In 1898 Adam Teacher, the son of a blender called William Teacher, decided upon opening a malt whisky distillery. The location of the distillery is just outside the Kennethmont village in Aberdeenshire. At the time the land belonged to a friend of the Teacher family, Colonel Leith-Hay. The location was perfect as it had all the necessary products nearby. There was a water source, barely grew in the surrounding fields, access to peat close by as well as a railway line from Inverness to Aberdeen running alongside the distillery. Adam Teacher built a small connection to the main line which made shipping his whisky easy and efficient.
The Ardmore malt has always been a part of the Teachers blend, which sells more than a million cases a year. The production capacity of the distillery was doubled in 1955 to four pot stills, to then be doubled once again in 1974 to keep up with demand. It’s importance to the Teacher blend means production has always been focused on that particular malt as opposed to producing their own single malt, although small batches of quarter casks have been bottled over the years. Passionate groups of collectors also look out for the independent bottlings of Ardmore which occasionally appear at auctions.

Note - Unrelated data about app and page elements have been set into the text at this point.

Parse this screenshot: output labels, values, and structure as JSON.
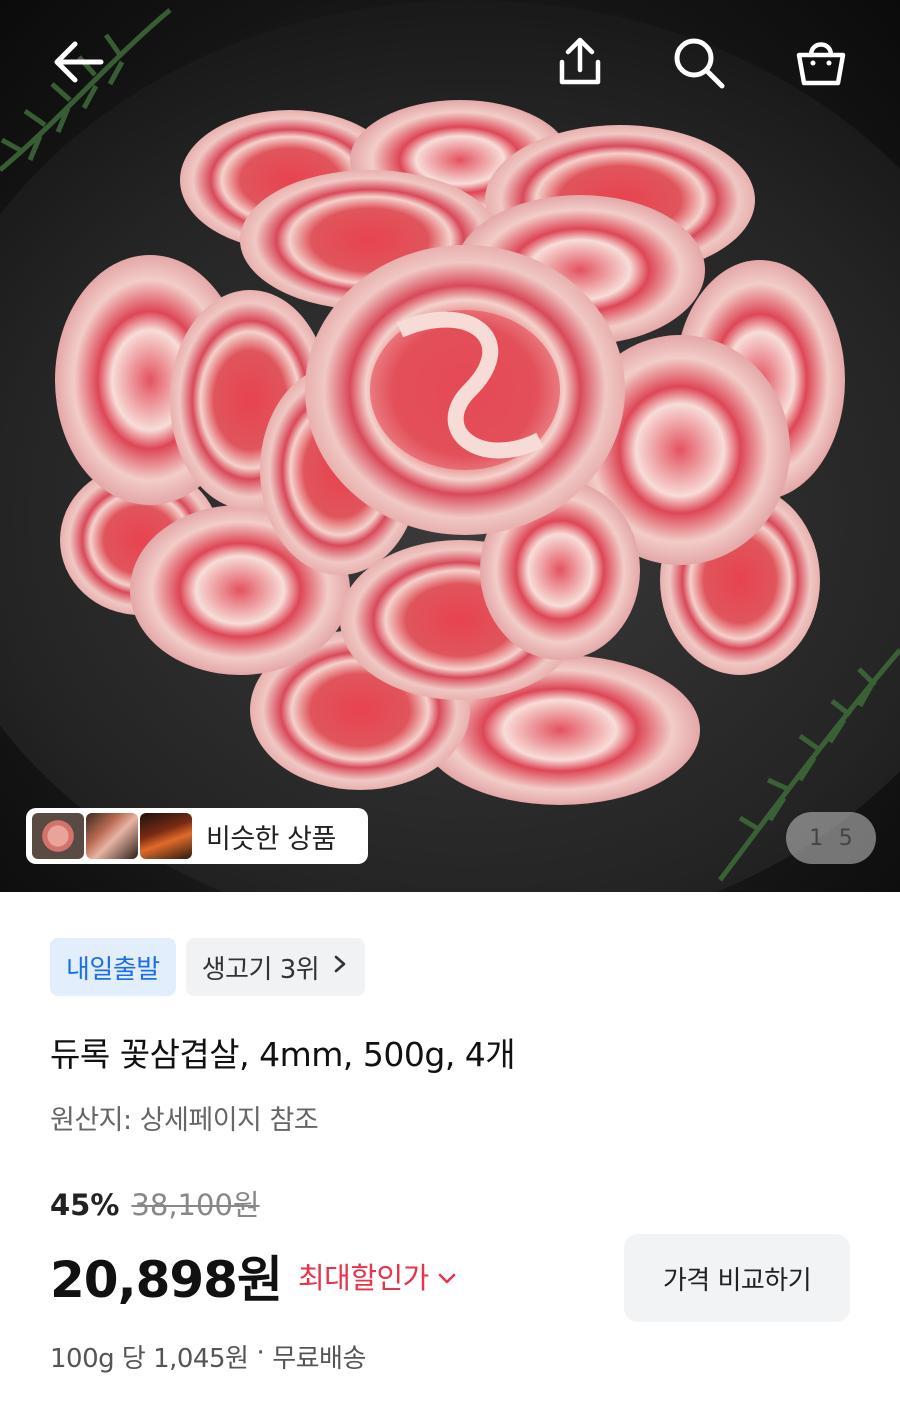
{
  "nav": {
    "back_icon": "arrow-left-icon",
    "share_icon": "share-icon",
    "search_icon": "search-icon",
    "cart_icon": "shopping-bag-icon"
  },
  "gallery": {
    "similar_label": "비슷한 상품",
    "page_current": "1",
    "page_separator": "|",
    "page_total": "5"
  },
  "badges": {
    "delivery": "내일출발",
    "rank": "생고기 3위",
    "rank_icon": "chevron-right-icon"
  },
  "product": {
    "title": "듀록 꽃삼겹살, 4mm, 500g, 4개",
    "origin": "원산지: 상세페이지 참조"
  },
  "pricing": {
    "discount": "45%",
    "original_price": "38,100원",
    "price": "20,898원",
    "max_discount_label": "최대할인가",
    "compare_button": "가격 비교하기",
    "unit_price": "100g 당 1,045원",
    "separator": "·",
    "shipping": "무료배송"
  },
  "colors": {
    "accent_red": "#e8334a",
    "badge_blue": "#1d6fe5",
    "badge_blue_bg": "#e3eefc"
  }
}
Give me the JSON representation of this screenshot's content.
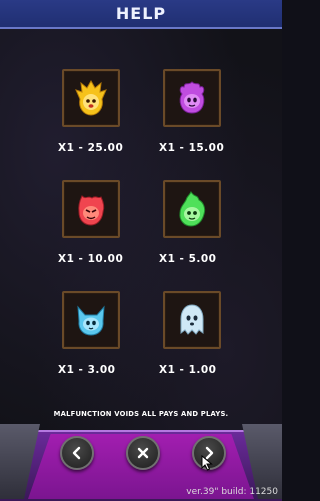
{
  "header": {
    "title": "HELP"
  },
  "symbols": [
    {
      "name": "gold-flame-spirit-icon",
      "payout": "X1 - 25.00",
      "color": "#f6c21b"
    },
    {
      "name": "purple-flame-spirit-icon",
      "payout": "X1 - 15.00",
      "color": "#c04de0"
    },
    {
      "name": "red-flame-spirit-icon",
      "payout": "X1 - 10.00",
      "color": "#f0454f"
    },
    {
      "name": "green-flame-spirit-icon",
      "payout": "X1 - 5.00",
      "color": "#4fe05a"
    },
    {
      "name": "blue-horned-spirit-icon",
      "payout": "X1 - 3.00",
      "color": "#5bc8ee"
    },
    {
      "name": "white-ghost-spirit-icon",
      "payout": "X1 - 1.00",
      "color": "#cfe8f6"
    }
  ],
  "footer": {
    "note": "MALFUNCTION VOIDS ALL PAYS AND PLAYS."
  },
  "controls": {
    "prev_icon": "chevron-left-icon",
    "close_icon": "close-icon",
    "next_icon": "chevron-right-icon"
  },
  "version_text": "ver.39\" build: 11250"
}
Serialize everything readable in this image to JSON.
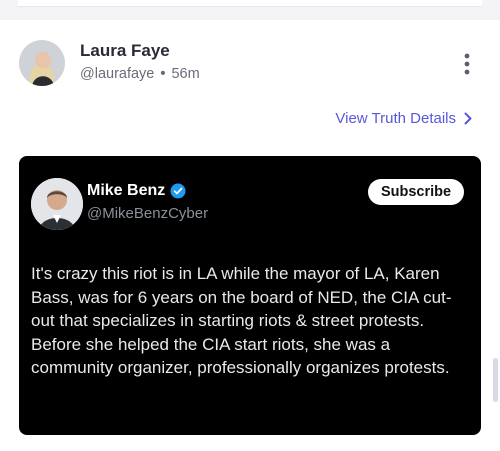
{
  "post": {
    "author_name": "Laura Faye",
    "author_handle": "@laurafaye",
    "time_ago": "56m",
    "separator": "•",
    "view_details_label": "View Truth Details"
  },
  "embed": {
    "name": "Mike Benz",
    "handle": "@MikeBenzCyber",
    "subscribe_label": "Subscribe",
    "text": "It's crazy this riot is in LA while the mayor of LA, Karen Bass, was for 6 years on the board of NED, the CIA cut-out that specializes in starting riots & street protests. Before she helped the CIA start riots, she was a community organizer, professionally organizes protests."
  },
  "colors": {
    "accent": "#5a57d8",
    "verified": "#1d9bf0",
    "embed_bg": "#000000"
  },
  "icons": [
    "more-vertical-icon",
    "chevron-right-icon",
    "verified-badge-icon"
  ]
}
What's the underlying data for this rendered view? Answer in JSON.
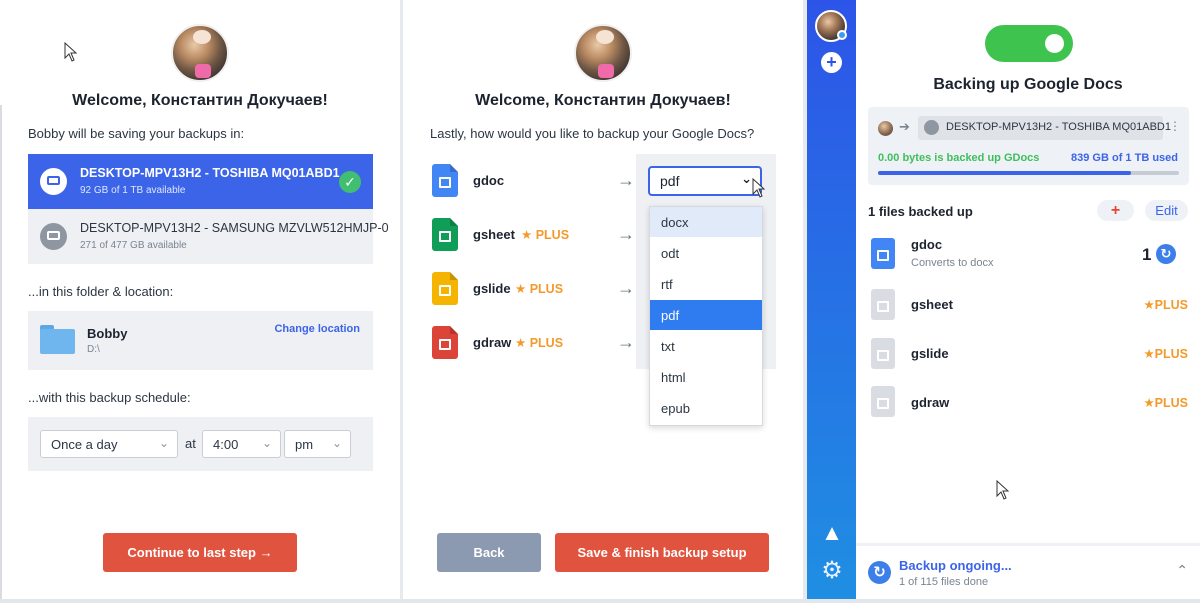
{
  "user": {
    "welcome": "Welcome, Константин Докучаев!"
  },
  "step1": {
    "saving_label": "Bobby will be saving your backups in:",
    "drives": [
      {
        "name": "DESKTOP-MPV13H2 - TOSHIBA MQ01ABD1",
        "sub": "92 GB of 1 TB available",
        "selected": true
      },
      {
        "name": "DESKTOP-MPV13H2 - SAMSUNG MZVLW512HMJP-0",
        "sub": "271 of 477 GB available",
        "selected": false
      }
    ],
    "folder_label": "...in this folder & location:",
    "folder": {
      "name": "Bobby",
      "path": "D:\\",
      "change_label": "Change location"
    },
    "schedule_label": "...with this backup schedule:",
    "schedule": {
      "frequency": "Once a day",
      "at": "at",
      "time": "4:00",
      "ampm": "pm"
    },
    "continue_label": "Continue to last step →"
  },
  "step2": {
    "question": "Lastly, how would you like to backup your Google Docs?",
    "types": [
      {
        "name": "gdoc",
        "plus": ""
      },
      {
        "name": "gsheet",
        "plus": "PLUS"
      },
      {
        "name": "gslide",
        "plus": "PLUS"
      },
      {
        "name": "gdraw",
        "plus": "PLUS"
      }
    ],
    "arrow": "→",
    "selected_format": "pdf",
    "format_options": [
      "docx",
      "odt",
      "rtf",
      "pdf",
      "txt",
      "html",
      "epub"
    ],
    "back_label": "Back",
    "finish_label": "Save & finish backup setup"
  },
  "status": {
    "title": "Backing up Google Docs",
    "device": "DESKTOP-MPV13H2 - TOSHIBA MQ01ABD1",
    "backed_text": "0.00 bytes is backed up GDocs",
    "used_text": "839 GB of 1 TB used",
    "used_fraction": 0.84,
    "files_header": "1 files backed up",
    "edit_label": "Edit",
    "plus_symbol": "+",
    "files": [
      {
        "name": "gdoc",
        "sub": "Converts to docx",
        "count": "1",
        "plus": ""
      },
      {
        "name": "gsheet",
        "sub": "",
        "count": "",
        "plus": "PLUS"
      },
      {
        "name": "gslide",
        "sub": "",
        "count": "",
        "plus": "PLUS"
      },
      {
        "name": "gdraw",
        "sub": "",
        "count": "",
        "plus": "PLUS"
      }
    ],
    "footer_title": "Backup ongoing...",
    "footer_sub": "1 of 115 files done"
  },
  "colors": {
    "primary": "#3c64e9",
    "cta": "#e0533e",
    "success": "#3fc34f",
    "plus_orange": "#f39a2b",
    "gdoc_blue": "#4285f4",
    "gsheet_green": "#0f9d58",
    "gslide_yellow": "#f4b400",
    "gdraw_red": "#db4437"
  },
  "icons": [
    "monitor-icon",
    "check-icon",
    "folder-icon",
    "chevron-down-icon",
    "star-icon",
    "arrow-right-icon",
    "sync-icon",
    "warning-icon",
    "gear-icon",
    "plus-icon",
    "more-icon",
    "chevron-up-icon"
  ]
}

The few Ardmore bottlings are a 25-year-old, a 30-year-old and a full bodied, mid peated and smoked whisky that has been matured in ex-Bourbon casks and finished in quarter casks. Quarter casks are a quarter smaller but in the same dimensions meaning a higher wood to whisky ratio, speeding up maturation and also adding its own unique characteristic to the whisky. The malt from here used for the Teachers blended Scotch whisky, which is the main product of Ardmore, is known to add smoke and top notes to the blend. There are also many independent bottlings of Ardmore which are also mainly quarter cask releases.
Ardmore used its own malting and cooperage right until the 1970’s. The distillery was taken over in 1976 and as a result the malting floors were closed, and Ardmore began to source their malt from big suppliers. The malt brought in is slightly peated which gives the whisky produced an extra kick. Some of the old malting floors have been converted into warehouse storage for their increasing supply of Scotch whisky both for blend and single malt.